# BRIEF:
Only the lines with the string "accent" are needed; return each of them from the entries below.

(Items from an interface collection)
-=-=-=-=-
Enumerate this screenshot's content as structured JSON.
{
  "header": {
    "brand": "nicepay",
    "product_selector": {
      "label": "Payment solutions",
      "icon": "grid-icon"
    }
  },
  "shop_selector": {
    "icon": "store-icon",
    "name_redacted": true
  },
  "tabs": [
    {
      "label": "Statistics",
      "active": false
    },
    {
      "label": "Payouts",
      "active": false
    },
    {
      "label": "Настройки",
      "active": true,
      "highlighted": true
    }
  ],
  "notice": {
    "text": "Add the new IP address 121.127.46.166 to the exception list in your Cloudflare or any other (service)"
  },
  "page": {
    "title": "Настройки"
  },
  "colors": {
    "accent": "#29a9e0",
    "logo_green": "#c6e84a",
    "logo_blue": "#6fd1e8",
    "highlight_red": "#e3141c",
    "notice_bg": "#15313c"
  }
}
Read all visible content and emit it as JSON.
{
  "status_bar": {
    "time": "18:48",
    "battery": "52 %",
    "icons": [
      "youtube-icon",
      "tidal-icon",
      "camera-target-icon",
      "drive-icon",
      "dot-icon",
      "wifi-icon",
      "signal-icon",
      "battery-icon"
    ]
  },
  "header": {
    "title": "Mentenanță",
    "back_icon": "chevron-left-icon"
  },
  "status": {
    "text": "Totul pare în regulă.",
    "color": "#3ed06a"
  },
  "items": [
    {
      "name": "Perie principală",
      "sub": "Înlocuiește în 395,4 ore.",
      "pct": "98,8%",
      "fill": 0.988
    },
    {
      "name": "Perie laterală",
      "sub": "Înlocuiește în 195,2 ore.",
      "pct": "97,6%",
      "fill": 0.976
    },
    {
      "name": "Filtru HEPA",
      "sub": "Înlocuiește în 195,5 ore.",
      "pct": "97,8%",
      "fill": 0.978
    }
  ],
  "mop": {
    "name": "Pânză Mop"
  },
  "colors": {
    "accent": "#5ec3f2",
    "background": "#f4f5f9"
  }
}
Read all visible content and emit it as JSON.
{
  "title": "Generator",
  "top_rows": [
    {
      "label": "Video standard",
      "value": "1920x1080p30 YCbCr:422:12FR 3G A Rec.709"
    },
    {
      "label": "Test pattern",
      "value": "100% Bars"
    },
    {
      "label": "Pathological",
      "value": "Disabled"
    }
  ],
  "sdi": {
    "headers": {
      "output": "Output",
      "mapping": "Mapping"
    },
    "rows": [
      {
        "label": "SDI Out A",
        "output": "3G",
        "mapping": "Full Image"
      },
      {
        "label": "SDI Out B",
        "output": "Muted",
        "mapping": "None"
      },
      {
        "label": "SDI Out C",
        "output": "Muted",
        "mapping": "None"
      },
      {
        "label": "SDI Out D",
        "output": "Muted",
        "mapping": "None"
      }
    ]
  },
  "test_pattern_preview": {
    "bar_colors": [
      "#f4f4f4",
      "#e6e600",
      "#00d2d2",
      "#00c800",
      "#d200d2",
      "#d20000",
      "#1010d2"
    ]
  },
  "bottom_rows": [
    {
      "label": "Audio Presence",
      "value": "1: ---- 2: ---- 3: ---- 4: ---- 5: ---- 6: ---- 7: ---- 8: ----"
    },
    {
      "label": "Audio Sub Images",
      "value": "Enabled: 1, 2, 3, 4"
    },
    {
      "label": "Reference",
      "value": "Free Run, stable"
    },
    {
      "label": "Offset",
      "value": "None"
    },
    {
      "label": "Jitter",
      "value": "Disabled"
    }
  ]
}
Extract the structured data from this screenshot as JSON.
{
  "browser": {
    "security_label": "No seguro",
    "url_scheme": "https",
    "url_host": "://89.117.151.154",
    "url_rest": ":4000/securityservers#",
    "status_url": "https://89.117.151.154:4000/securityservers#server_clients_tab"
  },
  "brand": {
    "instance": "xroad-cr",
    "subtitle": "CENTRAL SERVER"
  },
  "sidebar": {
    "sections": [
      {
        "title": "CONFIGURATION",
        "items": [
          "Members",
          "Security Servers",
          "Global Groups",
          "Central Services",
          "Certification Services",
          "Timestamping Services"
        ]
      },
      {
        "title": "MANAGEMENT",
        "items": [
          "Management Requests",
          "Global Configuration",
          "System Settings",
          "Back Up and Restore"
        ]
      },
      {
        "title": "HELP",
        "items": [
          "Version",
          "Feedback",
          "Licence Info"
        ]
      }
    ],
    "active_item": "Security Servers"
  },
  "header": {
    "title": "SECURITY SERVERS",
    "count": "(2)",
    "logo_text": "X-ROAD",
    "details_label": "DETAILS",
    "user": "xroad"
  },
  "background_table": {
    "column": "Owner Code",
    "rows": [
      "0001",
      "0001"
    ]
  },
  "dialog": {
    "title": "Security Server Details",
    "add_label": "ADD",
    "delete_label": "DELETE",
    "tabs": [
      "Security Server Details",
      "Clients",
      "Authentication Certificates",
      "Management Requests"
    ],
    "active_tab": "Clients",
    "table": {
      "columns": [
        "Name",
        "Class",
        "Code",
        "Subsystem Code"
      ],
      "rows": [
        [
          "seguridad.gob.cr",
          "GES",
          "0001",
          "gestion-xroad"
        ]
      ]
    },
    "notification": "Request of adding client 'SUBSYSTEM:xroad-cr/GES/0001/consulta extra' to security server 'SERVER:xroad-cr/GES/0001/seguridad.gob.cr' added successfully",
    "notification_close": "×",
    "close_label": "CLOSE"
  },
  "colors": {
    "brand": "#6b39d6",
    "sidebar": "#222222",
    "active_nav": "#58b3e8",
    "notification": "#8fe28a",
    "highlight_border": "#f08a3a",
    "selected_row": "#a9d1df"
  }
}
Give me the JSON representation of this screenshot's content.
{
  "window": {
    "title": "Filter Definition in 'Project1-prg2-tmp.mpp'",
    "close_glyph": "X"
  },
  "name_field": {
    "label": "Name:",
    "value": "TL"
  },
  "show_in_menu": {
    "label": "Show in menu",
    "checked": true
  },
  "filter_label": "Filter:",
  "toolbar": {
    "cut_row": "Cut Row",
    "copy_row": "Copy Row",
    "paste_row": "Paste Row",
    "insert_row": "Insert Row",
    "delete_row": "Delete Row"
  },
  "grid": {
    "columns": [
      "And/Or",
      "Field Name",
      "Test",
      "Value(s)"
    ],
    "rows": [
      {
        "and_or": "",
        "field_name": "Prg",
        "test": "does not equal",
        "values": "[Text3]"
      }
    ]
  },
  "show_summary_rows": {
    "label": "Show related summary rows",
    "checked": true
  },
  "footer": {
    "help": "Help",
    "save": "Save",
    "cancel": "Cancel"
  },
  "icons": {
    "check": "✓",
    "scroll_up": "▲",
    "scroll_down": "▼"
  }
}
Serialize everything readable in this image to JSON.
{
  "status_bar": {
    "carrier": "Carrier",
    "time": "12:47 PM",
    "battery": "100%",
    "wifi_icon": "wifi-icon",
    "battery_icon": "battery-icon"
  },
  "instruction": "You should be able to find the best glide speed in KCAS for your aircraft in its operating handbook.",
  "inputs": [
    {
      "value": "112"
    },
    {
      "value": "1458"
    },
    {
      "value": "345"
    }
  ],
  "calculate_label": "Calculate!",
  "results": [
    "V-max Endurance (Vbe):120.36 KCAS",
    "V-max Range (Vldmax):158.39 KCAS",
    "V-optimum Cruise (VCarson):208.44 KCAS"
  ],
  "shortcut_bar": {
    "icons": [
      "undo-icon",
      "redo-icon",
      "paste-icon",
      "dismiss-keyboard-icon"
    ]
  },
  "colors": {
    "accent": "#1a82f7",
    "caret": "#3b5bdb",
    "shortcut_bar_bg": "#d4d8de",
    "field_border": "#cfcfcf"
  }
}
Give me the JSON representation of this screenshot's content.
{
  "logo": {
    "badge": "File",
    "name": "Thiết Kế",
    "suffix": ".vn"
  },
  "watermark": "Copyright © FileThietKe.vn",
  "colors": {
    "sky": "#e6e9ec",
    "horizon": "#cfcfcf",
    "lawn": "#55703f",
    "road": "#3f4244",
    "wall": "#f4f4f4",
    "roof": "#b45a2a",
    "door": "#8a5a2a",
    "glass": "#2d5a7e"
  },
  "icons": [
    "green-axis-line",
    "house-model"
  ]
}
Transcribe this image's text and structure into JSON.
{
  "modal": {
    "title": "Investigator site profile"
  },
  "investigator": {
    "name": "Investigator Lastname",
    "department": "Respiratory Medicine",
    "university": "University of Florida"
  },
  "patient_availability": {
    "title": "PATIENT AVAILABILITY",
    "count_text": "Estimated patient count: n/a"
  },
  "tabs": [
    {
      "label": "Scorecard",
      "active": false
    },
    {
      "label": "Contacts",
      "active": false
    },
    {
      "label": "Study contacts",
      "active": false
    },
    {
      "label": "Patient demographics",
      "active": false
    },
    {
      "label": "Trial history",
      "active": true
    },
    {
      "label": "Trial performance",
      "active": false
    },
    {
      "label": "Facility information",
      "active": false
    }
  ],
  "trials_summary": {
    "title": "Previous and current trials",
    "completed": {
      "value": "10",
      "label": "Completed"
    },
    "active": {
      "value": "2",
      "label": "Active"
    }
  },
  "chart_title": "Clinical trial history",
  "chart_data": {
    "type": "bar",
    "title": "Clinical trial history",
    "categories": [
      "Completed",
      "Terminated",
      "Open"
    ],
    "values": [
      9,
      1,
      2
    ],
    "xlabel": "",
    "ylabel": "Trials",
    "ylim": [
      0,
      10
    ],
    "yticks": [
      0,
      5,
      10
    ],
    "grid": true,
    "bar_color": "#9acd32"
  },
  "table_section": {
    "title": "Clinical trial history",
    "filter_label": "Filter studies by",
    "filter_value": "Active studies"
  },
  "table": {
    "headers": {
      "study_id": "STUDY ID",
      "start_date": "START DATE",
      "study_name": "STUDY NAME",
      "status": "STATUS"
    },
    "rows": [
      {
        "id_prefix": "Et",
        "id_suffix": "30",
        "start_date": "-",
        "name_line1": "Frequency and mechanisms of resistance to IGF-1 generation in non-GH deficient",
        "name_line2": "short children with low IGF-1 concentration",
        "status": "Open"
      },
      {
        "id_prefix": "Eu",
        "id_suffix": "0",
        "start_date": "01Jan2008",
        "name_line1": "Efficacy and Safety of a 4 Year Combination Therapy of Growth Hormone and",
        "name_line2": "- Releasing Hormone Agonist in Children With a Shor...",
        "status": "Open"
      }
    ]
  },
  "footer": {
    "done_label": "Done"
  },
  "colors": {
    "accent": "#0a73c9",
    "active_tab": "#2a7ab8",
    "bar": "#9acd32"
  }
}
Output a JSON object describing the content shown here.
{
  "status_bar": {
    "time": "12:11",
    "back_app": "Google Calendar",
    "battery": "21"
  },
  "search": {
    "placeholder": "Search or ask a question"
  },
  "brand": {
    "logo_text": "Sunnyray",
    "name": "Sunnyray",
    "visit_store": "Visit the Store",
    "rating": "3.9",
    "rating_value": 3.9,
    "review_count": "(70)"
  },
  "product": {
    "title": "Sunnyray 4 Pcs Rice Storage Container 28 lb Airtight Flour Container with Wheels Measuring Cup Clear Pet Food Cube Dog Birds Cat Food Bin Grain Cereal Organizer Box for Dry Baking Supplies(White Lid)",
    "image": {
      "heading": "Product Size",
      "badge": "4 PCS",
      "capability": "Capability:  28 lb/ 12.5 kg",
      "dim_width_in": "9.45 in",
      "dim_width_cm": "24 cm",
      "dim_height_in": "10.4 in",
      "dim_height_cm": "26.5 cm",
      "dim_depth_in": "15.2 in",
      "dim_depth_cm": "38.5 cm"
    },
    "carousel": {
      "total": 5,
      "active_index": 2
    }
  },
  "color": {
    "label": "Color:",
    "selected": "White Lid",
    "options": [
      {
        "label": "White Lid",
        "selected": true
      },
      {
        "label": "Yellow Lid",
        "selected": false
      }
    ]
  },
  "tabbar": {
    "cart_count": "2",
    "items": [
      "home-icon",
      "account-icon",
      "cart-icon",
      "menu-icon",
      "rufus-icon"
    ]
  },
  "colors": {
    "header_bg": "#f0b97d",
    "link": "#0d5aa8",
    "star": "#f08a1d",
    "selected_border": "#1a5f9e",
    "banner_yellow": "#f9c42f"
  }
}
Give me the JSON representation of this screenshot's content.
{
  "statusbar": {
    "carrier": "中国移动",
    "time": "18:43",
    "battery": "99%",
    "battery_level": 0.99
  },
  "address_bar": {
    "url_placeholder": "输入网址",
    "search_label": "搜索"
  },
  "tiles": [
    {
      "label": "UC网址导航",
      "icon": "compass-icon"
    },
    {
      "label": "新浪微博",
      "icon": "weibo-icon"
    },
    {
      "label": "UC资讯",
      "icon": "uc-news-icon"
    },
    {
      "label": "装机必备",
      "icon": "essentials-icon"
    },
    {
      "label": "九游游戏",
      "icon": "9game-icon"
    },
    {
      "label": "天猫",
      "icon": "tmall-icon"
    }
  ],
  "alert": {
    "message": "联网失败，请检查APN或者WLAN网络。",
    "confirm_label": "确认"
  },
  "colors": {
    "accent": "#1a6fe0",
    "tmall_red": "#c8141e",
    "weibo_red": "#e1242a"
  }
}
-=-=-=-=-
# SOLUTION TO THE PROBLEM:
    "accent": "#29a9e0",
    "accent": "#5ec3f2",
    "accent": "#1a82f7",
    "accent": "#0a73c9",
    "accent": "#1a6fe0",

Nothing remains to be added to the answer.